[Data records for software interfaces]
○ ○ ○ ○
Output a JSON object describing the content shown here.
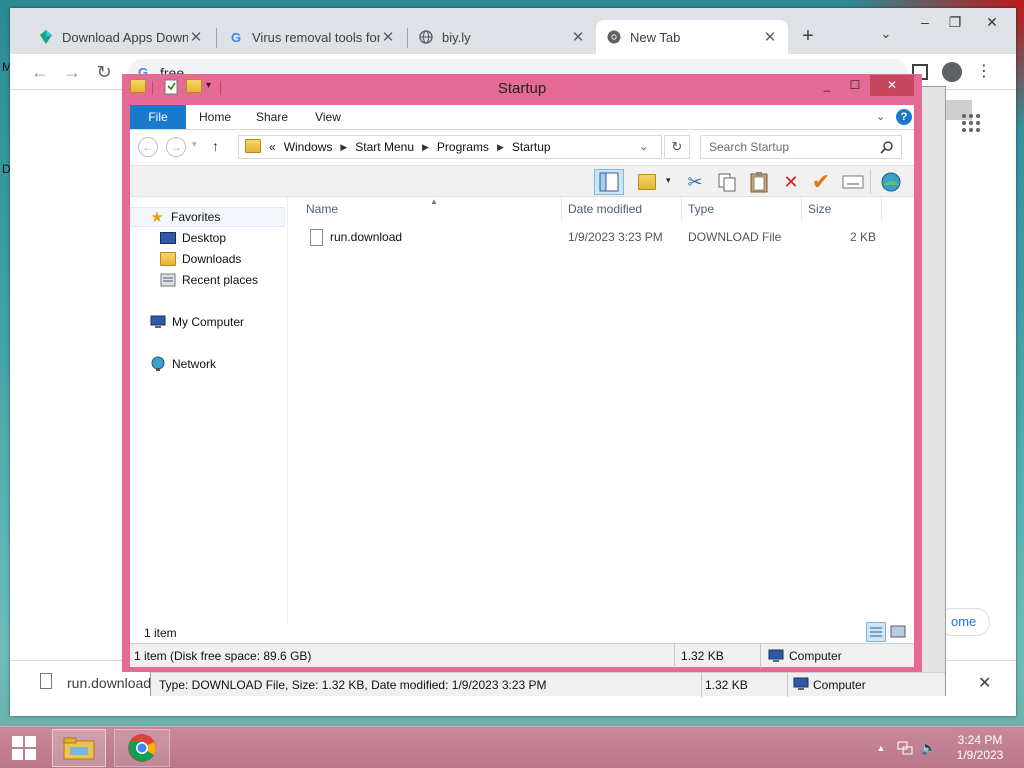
{
  "desktop": {
    "edge_letters": [
      "M",
      "D"
    ]
  },
  "chrome": {
    "tabs": [
      {
        "title": "Download Apps Downlo",
        "icon": "app-store-favicon"
      },
      {
        "title": "Virus removal tools for",
        "icon": "google-favicon"
      },
      {
        "title": "biy.ly",
        "icon": "globe-favicon"
      },
      {
        "title": "New Tab",
        "icon": "chrome-favicon",
        "active": true
      }
    ],
    "new_tab": "+",
    "omnibox_text": "free",
    "page_partial_button": "ome",
    "download": {
      "file": "run.download"
    }
  },
  "background_window": {
    "status_text": "Type: DOWNLOAD File, Size: 1.32 KB, Date modified: 1/9/2023 3:23 PM",
    "size": "1.32 KB",
    "location": "Computer"
  },
  "explorer": {
    "title": "Startup",
    "ribbon_tabs": [
      "File",
      "Home",
      "Share",
      "View"
    ],
    "breadcrumb_prefix": "«",
    "breadcrumb": [
      "Windows",
      "Start Menu",
      "Programs",
      "Startup"
    ],
    "search_placeholder": "Search Startup",
    "nav": {
      "favorites": "Favorites",
      "favorites_items": [
        "Desktop",
        "Downloads",
        "Recent places"
      ],
      "computer": "My Computer",
      "network": "Network"
    },
    "columns": [
      "Name",
      "Date modified",
      "Type",
      "Size"
    ],
    "files": [
      {
        "name": "run.download",
        "modified": "1/9/2023 3:23 PM",
        "type": "DOWNLOAD File",
        "size": "2 KB"
      }
    ],
    "item_count": "1 item",
    "statusbar": {
      "info": "1 item (Disk free space: 89.6 GB)",
      "size": "1.32 KB",
      "location": "Computer"
    }
  },
  "taskbar": {
    "time": "3:24 PM",
    "date": "1/9/2023"
  }
}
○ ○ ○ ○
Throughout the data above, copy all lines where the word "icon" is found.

**Your solution:**
        "icon": "app-store-favicon"
        "icon": "google-favicon"
        "icon": "globe-favicon"
        "icon": "chrome-favicon",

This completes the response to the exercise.